Red Hand of Conclusion & Lessons


So just before Christmas we wrapped up the Red Hand of Doom with an epic 10 hour session. The party had the help of a Bronze Dragon that they’d somehow managed to extract and ressurect in a cave outside of the last dungeon.

The battle with the high priest of Tiamat was tough because I wasn’t pulling punches and there were respawning minions. Unhallow effects also didn’t help make it easier. Basically a slightly stacked deck. However they prevailed and then fought an Aspect of Tiamat. This is basically the weakened Tiamat from the ‘Rise of the Tiamat’ adventure which makes her supposedly CR15. However the PCs had a dragon with them plus a bonus dragon from a boon of Bahamut that they had earned. This enabled them to put some consistent damage on the aspect.

Additionally I made sure to telegraph the Aspects breath weapons (“she’s inhaling…”) because while rolling 16d6 for a breath weapon is fun, a TPK that the party can’t stop *isn’t*. I was essentially thinking of ‘MMO Raid’ for this encounter. That included cheats like ‘health gating’ – so there were triggered events at 50% and 25% and 10% HP. The last of which was a ‘wipe mechanic’ (her flame breath which would probably KO or Kill 3 of the party). Despite some hairy moments the party prevailed, banishing the aspect back to hell.

Lessons Learned

Firstly ‘cool trumps rules’. This isn’t to say let players away with taking the piss and trying to invent unreasonable advantages for themselves, but that if they do something imaginative and consistent within the rules of the system then it should have a reasonable shot of working if it promulgates the story.

Second 5E boss fights using standard rules as written suck.
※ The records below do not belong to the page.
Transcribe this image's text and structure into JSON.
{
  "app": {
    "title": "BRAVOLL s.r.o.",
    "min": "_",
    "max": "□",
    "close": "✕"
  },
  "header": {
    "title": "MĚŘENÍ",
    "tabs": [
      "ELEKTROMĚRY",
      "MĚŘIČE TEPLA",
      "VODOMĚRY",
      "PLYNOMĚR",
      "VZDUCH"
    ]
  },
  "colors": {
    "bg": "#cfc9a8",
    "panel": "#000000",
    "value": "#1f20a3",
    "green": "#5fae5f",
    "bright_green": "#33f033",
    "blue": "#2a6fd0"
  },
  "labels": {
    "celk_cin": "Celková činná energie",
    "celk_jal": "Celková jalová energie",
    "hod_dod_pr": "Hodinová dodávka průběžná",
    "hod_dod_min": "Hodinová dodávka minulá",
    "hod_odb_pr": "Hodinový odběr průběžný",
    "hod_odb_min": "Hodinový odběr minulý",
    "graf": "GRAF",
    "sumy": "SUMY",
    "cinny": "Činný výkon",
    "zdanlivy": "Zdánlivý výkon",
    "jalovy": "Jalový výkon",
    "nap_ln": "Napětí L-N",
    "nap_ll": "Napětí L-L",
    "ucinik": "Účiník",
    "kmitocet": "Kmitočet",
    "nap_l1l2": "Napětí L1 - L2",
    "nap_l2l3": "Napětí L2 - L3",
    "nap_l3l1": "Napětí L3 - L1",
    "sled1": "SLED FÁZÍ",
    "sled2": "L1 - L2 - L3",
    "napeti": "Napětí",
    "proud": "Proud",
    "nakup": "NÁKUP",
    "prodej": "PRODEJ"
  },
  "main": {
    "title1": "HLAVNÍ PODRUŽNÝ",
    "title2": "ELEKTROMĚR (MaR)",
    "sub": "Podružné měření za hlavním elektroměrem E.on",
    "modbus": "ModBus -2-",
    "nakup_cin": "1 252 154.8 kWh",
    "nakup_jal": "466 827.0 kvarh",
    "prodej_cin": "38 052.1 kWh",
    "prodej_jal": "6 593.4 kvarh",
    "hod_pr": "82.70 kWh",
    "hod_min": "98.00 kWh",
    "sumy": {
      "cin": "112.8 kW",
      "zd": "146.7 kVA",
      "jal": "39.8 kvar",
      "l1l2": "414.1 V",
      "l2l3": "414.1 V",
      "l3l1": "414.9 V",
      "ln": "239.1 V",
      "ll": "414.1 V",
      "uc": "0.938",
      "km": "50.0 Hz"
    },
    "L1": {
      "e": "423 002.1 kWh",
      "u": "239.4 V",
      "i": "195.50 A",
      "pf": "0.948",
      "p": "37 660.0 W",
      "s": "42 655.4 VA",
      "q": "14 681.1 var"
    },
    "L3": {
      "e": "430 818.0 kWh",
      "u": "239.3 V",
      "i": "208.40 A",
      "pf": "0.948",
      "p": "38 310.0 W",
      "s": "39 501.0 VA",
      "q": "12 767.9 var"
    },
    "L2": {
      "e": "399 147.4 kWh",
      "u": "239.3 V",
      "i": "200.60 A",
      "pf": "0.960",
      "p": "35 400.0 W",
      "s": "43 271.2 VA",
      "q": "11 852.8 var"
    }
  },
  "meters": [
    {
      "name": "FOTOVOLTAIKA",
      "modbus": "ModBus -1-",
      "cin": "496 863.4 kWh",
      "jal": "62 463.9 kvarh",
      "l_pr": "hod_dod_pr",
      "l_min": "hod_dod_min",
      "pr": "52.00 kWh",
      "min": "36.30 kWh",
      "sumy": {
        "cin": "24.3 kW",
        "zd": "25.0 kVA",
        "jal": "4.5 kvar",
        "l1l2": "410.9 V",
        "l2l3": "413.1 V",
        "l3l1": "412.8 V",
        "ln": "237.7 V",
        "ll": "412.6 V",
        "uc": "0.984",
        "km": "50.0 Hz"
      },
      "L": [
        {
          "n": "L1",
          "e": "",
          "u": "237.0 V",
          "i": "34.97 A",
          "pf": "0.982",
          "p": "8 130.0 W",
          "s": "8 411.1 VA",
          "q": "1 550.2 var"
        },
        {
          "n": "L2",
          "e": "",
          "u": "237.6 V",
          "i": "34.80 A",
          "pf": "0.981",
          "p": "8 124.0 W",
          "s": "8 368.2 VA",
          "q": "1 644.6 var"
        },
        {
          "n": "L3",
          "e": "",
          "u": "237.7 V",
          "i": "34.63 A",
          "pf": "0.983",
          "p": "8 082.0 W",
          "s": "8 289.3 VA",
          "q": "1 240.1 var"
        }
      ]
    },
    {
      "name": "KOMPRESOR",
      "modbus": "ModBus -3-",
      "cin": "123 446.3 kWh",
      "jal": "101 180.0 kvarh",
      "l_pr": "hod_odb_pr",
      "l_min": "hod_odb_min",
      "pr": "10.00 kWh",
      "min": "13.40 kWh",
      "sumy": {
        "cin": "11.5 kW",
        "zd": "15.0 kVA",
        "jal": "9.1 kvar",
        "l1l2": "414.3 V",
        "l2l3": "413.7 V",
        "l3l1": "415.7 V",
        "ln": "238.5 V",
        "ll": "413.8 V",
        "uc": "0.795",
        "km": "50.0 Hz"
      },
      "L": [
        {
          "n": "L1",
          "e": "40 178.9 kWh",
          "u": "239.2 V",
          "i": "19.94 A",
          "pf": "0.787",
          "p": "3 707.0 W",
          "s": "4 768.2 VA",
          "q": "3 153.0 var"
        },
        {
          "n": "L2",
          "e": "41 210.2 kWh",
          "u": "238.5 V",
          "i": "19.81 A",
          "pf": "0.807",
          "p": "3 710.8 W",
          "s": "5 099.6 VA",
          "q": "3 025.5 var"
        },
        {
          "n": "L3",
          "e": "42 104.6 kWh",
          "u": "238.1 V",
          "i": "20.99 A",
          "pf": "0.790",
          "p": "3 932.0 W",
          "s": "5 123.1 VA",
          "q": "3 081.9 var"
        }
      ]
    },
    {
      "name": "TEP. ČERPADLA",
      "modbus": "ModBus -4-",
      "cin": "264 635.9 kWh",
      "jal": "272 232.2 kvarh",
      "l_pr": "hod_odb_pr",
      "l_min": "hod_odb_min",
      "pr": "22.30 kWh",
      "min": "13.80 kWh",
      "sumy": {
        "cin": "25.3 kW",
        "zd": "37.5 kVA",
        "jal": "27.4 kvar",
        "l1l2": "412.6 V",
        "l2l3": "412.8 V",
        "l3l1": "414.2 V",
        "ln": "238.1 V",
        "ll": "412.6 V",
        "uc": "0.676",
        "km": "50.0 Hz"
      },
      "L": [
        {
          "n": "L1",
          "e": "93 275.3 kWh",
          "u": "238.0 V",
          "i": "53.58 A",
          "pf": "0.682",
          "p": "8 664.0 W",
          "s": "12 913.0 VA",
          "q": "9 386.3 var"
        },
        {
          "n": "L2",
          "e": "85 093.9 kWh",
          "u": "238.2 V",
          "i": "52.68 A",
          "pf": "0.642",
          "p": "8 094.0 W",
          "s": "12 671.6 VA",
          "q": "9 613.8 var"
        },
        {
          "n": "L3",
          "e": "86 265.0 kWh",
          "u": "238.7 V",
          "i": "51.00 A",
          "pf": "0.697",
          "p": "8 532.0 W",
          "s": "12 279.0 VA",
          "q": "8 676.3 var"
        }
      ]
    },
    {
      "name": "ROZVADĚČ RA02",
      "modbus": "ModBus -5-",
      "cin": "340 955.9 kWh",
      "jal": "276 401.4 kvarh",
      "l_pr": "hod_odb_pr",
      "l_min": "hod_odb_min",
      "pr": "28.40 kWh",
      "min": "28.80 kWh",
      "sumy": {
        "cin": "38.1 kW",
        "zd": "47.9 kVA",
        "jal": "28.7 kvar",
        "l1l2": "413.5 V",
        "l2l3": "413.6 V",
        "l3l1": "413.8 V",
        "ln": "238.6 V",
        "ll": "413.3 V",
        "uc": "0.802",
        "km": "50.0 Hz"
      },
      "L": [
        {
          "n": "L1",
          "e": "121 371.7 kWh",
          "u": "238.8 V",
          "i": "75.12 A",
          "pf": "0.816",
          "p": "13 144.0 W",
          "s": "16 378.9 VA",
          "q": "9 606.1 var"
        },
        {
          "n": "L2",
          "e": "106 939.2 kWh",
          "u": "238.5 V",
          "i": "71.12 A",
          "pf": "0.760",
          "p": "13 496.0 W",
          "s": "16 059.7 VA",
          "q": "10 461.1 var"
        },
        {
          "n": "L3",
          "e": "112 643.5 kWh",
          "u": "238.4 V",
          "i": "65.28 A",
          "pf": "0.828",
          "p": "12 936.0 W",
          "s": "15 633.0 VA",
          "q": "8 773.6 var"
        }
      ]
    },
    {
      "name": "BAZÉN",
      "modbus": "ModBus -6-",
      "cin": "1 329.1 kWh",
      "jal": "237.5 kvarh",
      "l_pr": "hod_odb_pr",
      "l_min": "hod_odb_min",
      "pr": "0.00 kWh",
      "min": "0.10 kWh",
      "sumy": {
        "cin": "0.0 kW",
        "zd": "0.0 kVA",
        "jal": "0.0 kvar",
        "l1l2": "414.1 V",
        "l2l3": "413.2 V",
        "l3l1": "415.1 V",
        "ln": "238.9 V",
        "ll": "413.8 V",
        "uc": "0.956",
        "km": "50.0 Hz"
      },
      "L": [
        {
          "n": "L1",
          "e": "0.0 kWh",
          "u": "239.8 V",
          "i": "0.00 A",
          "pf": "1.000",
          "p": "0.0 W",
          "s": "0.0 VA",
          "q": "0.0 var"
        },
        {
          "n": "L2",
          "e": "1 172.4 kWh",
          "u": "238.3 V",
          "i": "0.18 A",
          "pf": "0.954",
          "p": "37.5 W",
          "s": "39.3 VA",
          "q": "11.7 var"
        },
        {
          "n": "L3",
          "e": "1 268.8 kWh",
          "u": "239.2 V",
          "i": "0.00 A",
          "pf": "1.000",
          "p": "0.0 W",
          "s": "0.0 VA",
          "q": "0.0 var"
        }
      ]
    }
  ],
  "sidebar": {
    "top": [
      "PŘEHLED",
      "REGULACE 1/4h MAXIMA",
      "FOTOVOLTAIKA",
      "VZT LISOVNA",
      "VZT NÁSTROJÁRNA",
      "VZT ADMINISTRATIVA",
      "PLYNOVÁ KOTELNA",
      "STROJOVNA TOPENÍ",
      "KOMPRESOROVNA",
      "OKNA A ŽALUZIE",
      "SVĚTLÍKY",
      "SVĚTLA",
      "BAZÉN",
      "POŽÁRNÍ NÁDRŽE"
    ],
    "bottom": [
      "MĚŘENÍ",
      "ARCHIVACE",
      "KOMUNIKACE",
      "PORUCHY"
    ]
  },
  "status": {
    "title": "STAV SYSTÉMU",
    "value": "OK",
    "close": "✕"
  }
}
Simply put that 4 characters have multiple attacks, items and bonus actions. That could be 12 distinct rolls or effects or attacks. Few monsters get that within a round. Tiamat has multiple reactions and legendary actions which makes her a bit more challenging but she’s a deity. Most bosses in 5E aren’t quite that advanced. Both of these points have made me think of other ways to resolve combat and vanquish foes.

So to this end recently I’ve been stealing ideas from looter-shooters like Borderlands 2 and Destiny 2. Both of them are similar to TTRPGS (kill stuff, get XPs & get loots!) and are clearly influenced by traditional RPGs as well as MMOGs. While many people wanted to get away from 4th edition’s ‘computer game’ style mechanics, from a DMs point of view 4E was a lot easier to run with a lot of nice overlapping and interactive rules. There were 1hp minions, mobile flanking skirmishers, HP slab brutes, ambushing lurkers, debuffing and manipulative controllers, long range damaging artillery and slightly stronger and tougher soldiers.

With that in mind concepts such as powerful bosses having ‘wipe mechanics’ (or in the case of D&D just mass AOE damage), limited periods when they could be damaged (DPS Phase) as well as waves of minions (‘Adds’). However this isn’t suitable for most medium sized humanoid foes at low level. Often they just have regular class abilities or the like and it’s not until the PCs are facing much more deadly foes that you can implement these sorts of mechanics.

A lot of these are very 4E in their approach. Many good 4E encounters combined a difficult (or impossible!) combat with a skill challenge (puzzle or ritual to solve) which would render the combat a bit more manageable. Don’t be afraid to look at older 4E resources and steal/borrow/adapt them for your game!


Use Seige Equipment – as outlined above, PCs must fight and capture seige equipment to turn it on a more powerful foe that they couldn’t hope to defeat normally. Examples would be using ballista to injure a dragon, or trebuchets to destroy seige towers.

Disrupt the Ritual – a monster coming through a portal. By smashing the focus stones or killing the ritual chanting cultists the portal weakens and this also damages or weakens the monster to the point where it becomes a fair fight.

‘DPS Phase’ – The PCs must survive the monsters attack for a couple of rounds which then exhausts it or it needs to recharge or similar. This provides opportunities for the PCs to inflict damage without fear of its fatal attacks being used on them. Obviously if the PCs get greedy and try to press their attack, the creatures attack will recharge and they will not hesitate to turn it on the over-eager PCs. Don’t forget to summon in low-level minions to keep the pressure on and to telegraph the ‘wipe’ attack before it happens.

Bait & Banish – The monster is all but invincible (but very stupid!) The PCs need to lure it onto specific locations (magic circles, trap triggers or similar) in order to render it vulnerable or to allow the traps to inflict damage. To make it more difficult the locations could be depleted or destroyed once the monster has taken it’s damage. Of course as the creature takes damage it gets more angry and the monsters minions could accidentally trigger the traps, using them up.

Air Strike – This is similar to the endgame plot of Out of the Abyss. Basically a beacon/trap/bomb or artefact or similar is planted in the enemy’s lair which then calls down whatever fire/monster/wrath of the gods to weaken the enemy.

In closing – just remember that typical initiative and combat isn’t the only way to defeat enemies. Often unique enemies require unique solutions!